But even today, waiting in line to fast-charge your Tesla is a common sight in some parts of the US or a recurring phenomenon.
However, Tesla knows this is happening. It has access to mountains of data. Fortunately, it's not just aware of what's transpiring. It's doing something!
But that's not guaranteed to work as more EV owners get to use Tesla's high-power charging service.
Keeping everyone happyThe brand has equipped many stalls with the CCS-to-NACS adapter dubbed the Magic Dock, and it will welcome Ford and GM customers in the spring of 2024 at over 12,000 locations. In 2025, it might get even worse because almost all auto brands present in North America are set to switch to NACS.
Hopefully, by then, Electrify America will have fixed its chargers, and the much-anticipated Ionity-like network will be up and running.
But in business, and especially in the automotive industry, hoping for something usually ends in disappointment. So, Tesla is taking action ahead of time by replacing idle fees with congestion fees at some Superchargers.
The EV maker informed its customers about the change via a message sent through the official app. But in true Tesla fashion, it didn't paint a full picture.
A fee-replacing feeTesla explained that congestion fees would add up when the Supercharger is "busy" and the state of charge is above a "certain level." Once again, the company doesn't provide clear instructions. However, that could mean Tesla thought of a dynamic pricing strategy. It might apply a congestion fee when all stalls are occupied and you intend to charge over a certain threshold.
Typically, staying plugged in to reach a 100% state of charge from 80% takes longer than going from 20% to 80%. Automakers engineered this limitation to protect the high-voltage energy storage unit. It's also why most EVs on the road today have buffers that don't allow drivers to deplete the battery.
Tesla told customers that replacing idle fees with congestion fees would "help reduce wait times and ensure that everyone has access to Superchargers when they need it."
UPDATE. The new congestion fee is set to cost $1 per minute.
People using these select charging stations will have to check the official app and see when electrons get more expensive. So, make sure you're paying attention to the information displayed on your smartphone or infotainment tablet before leaving the car plugged in.
Not great, not terribleReactions to this change have been a mixed bag. Some welcomed it, while others said this is just a preview of what Tesla could do once most cars on the road are all-electric, and it has a monopoly on the fast-charging business.
At the same time, let's not forget the oil industry. Brands like Shell or BP won't just sit around and see their revenue drop as America moves to zero-emission mobility.

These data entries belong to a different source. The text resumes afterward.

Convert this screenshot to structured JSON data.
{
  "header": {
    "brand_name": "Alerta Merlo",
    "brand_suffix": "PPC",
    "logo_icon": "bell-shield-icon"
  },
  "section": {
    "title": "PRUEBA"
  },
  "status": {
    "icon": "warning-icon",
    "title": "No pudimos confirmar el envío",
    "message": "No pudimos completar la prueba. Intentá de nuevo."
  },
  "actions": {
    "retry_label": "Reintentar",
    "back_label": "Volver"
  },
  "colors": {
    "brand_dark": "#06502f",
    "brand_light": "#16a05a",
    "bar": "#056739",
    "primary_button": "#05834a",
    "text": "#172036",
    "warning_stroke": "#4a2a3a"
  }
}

Granted, Tesla didn't come up with precise indications about this change. However, it could end up as a good strategy to stop other EV drivers from hogging a Supercharger unnecessarily. Some will surely appreciate not waiting an hour to recharge this Holiday season.
It remains to be seen what impact this measure will have.